If SUBMARINE looked like it was entirely shot on Polaroid, THE DOUBLE feels like it could have been shot entirely in one dark, dank basement, with a few costume changes. I know you had an abandoned warehouse for your set here, which would have helped concrete your world, but it’s often in the edit suite that you really see what you’ve created… RA: Yeah, you never know until the end. And everything is hard, in a way that’s ultimately interesting. Philip Roth once said, ‘Writing’s not hard, it’s a nightmare’, and so, you know, you can’t say it’s hard in the true sense – that would be pathetic – but it’s nightmarish. It’s of your own making, and who the hell are you to complain? It’s a weird obsession, and it’s never quite right… The great thing about a film is that you’re surrounded by people that you really like, and who are interesting and brilliant, and all of whom you are taking their advice on everything.
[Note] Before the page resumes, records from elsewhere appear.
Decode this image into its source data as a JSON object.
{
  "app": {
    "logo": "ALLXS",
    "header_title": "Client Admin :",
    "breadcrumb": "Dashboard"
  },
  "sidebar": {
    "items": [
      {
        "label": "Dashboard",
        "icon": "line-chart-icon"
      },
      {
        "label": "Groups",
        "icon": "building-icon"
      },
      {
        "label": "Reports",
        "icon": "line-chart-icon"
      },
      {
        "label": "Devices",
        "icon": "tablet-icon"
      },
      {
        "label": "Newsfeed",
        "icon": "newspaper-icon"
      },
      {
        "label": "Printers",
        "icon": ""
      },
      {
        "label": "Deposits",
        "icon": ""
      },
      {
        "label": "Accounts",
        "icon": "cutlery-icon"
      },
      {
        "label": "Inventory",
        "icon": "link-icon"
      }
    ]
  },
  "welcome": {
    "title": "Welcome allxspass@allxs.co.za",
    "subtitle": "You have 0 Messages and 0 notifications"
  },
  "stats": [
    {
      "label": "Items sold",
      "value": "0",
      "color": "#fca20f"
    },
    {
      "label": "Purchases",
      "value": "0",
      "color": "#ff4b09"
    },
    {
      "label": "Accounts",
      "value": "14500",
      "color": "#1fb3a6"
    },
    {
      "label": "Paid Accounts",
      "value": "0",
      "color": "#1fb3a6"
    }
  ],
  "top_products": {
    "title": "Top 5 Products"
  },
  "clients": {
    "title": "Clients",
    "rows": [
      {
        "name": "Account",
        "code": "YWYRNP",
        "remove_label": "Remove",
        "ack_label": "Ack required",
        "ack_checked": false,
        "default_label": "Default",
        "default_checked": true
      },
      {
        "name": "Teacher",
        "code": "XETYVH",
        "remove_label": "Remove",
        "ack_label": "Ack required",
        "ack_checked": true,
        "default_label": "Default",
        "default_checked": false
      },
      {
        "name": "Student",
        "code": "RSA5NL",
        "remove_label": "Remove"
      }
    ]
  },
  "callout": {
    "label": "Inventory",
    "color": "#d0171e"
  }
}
You have actors who are imbuing things with life that felt dead before, and a cameraman who can make something that looked ordinary suddenly look extraordinary. And the costume designer, who weaves their magic. So, you have all of these people, but you can still struggle with the worry that it might not all work. It’s such a strange way of doing something. Factory-like, and so prolonged – 53 days to make something that’s 90 minutes. It’s absurd. And you manage just over a minute and a half a day, and it’s embarrassing. But yeah, it’s very difficult to know what you’re making, and no one would ever intends for a film to be awful, but, often it is…
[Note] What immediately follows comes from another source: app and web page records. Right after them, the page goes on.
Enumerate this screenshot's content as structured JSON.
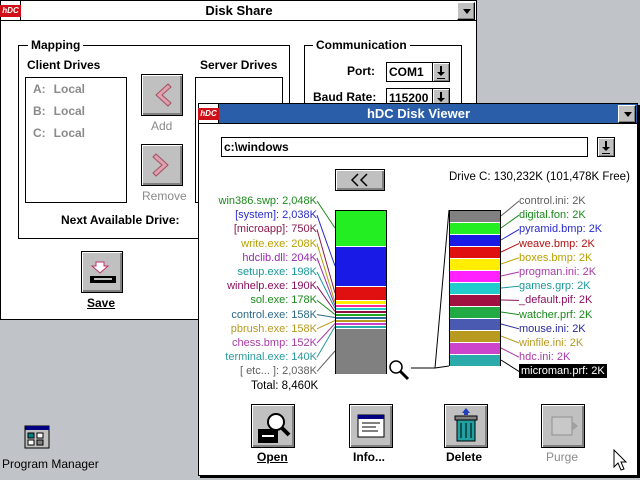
{
  "desktop": {
    "program_manager_label": "Program Manager"
  },
  "disk_share": {
    "title": "Disk Share",
    "mapping_label": "Mapping",
    "client_drives_label": "Client Drives",
    "server_drives_label": "Server Drives",
    "client_drives": [
      {
        "letter": "A:",
        "name": "Local"
      },
      {
        "letter": "B:",
        "name": "Local"
      },
      {
        "letter": "C:",
        "name": "Local"
      }
    ],
    "add_label": "Add",
    "remove_label": "Remove",
    "next_available_label": "Next Available Drive:",
    "save_label": "Save",
    "communication_label": "Communication",
    "port_label": "Port:",
    "port_value": "COM1",
    "baud_label": "Baud Rate:",
    "baud_value": "115200"
  },
  "disk_viewer": {
    "title": "hDC Disk Viewer",
    "logo_text": "hDC",
    "path_value": "c:\\windows",
    "drive_info": "Drive C: 130,232K (101,478K Free)",
    "total_label": "Total: 8,460K",
    "left_items": [
      {
        "label": "win386.swp: 2,048K",
        "color": "#1a8a1a"
      },
      {
        "label": "[system]: 2,038K",
        "color": "#2a2acc"
      },
      {
        "label": "[microapp]: 750K",
        "color": "#8a1a4a"
      },
      {
        "label": "write.exe: 208K",
        "color": "#b8a000"
      },
      {
        "label": "hdclib.dll: 204K",
        "color": "#9a2ab0"
      },
      {
        "label": "setup.exe: 198K",
        "color": "#1a9a9a"
      },
      {
        "label": "winhelp.exe: 190K",
        "color": "#8a1060"
      },
      {
        "label": "sol.exe: 178K",
        "color": "#1a8a1a"
      },
      {
        "label": "control.exe: 158K",
        "color": "#2a6a8a"
      },
      {
        "label": "pbrush.exe: 158K",
        "color": "#b89a20"
      },
      {
        "label": "chess.bmp: 152K",
        "color": "#aa3aaa"
      },
      {
        "label": "terminal.exe: 140K",
        "color": "#2a9a9a"
      },
      {
        "label": "[ etc... ]: 2,038K",
        "color": "#606060"
      }
    ],
    "right_items": [
      {
        "label": "control.ini: 2K",
        "color": "#606060"
      },
      {
        "label": "digital.fon: 2K",
        "color": "#1a8a1a"
      },
      {
        "label": "pyramid.bmp: 2K",
        "color": "#2a2acc"
      },
      {
        "label": "weave.bmp: 2K",
        "color": "#b01010"
      },
      {
        "label": "boxes.bmp: 2K",
        "color": "#b8a000"
      },
      {
        "label": "progman.ini: 2K",
        "color": "#aa3aaa"
      },
      {
        "label": "games.grp: 2K",
        "color": "#1a9a9a"
      },
      {
        "label": "_default.pif: 2K",
        "color": "#8a1060"
      },
      {
        "label": "watcher.prf: 2K",
        "color": "#1a8a1a"
      },
      {
        "label": "mouse.ini: 2K",
        "color": "#2a2a9a"
      },
      {
        "label": "winfile.ini: 2K",
        "color": "#b89a20"
      },
      {
        "label": "hdc.ini: 2K",
        "color": "#aa3aaa"
      },
      {
        "label": "microman.prf: 2K",
        "color": "#ffffff"
      }
    ],
    "open_label": "Open",
    "info_label": "Info...",
    "delete_label": "Delete",
    "purge_label": "Purge"
  }
}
You’ve been rubbing shoulders with some very heavy hitters, with the likes of Ben Stiller and Jonah Hill, and you’ve got two very big stars leading your little movie too. Do you feel an obligation to have success, given that this window of great opportunity right now… RA: You don’t want the people who have been kind enough to invest in your work to be financially decimated. But really, there’s no way to insure that something is popular, and success is such a hard thing to know what that is, particularly. I guess both of these films have been made in Britain, and this film came from America really, in that it was Avi’s idea to adapt the book – and I feel grateful to him – so, I don’t feel any kind of proprietary thing over it… I’m not sure that there’s an answer in that rambling sentence, but, you know, you make something as though it’s something that you really love, that someone is going to really love it. It’s like you’re making it for one person, rather than a group of people.
Have you told your investors this…? RA: Not yet, no. If you think of trying to please a large group of people, that begins to feel a little dehumanizing. Like you’re working in advertising, where they might go, ‘Hey, this is what kids want’. And that’s not always a good way to to go. When you try to please lots of people, you end up with The Monkees, who were kind of good. If you aim to please yourself first, you end up with The Beatles. I think if you make something that you really like, there’s a good chance that other people will like it. Who would have focused-grouped The White Stripes – they seem like a terrible idea, but they’re great. So, you never know. It could be awful, the stuff I do, but I’m not trying to please everybody. I just don’t know how you’d do that. No one has the imaginative capacity to work out what two million people will love.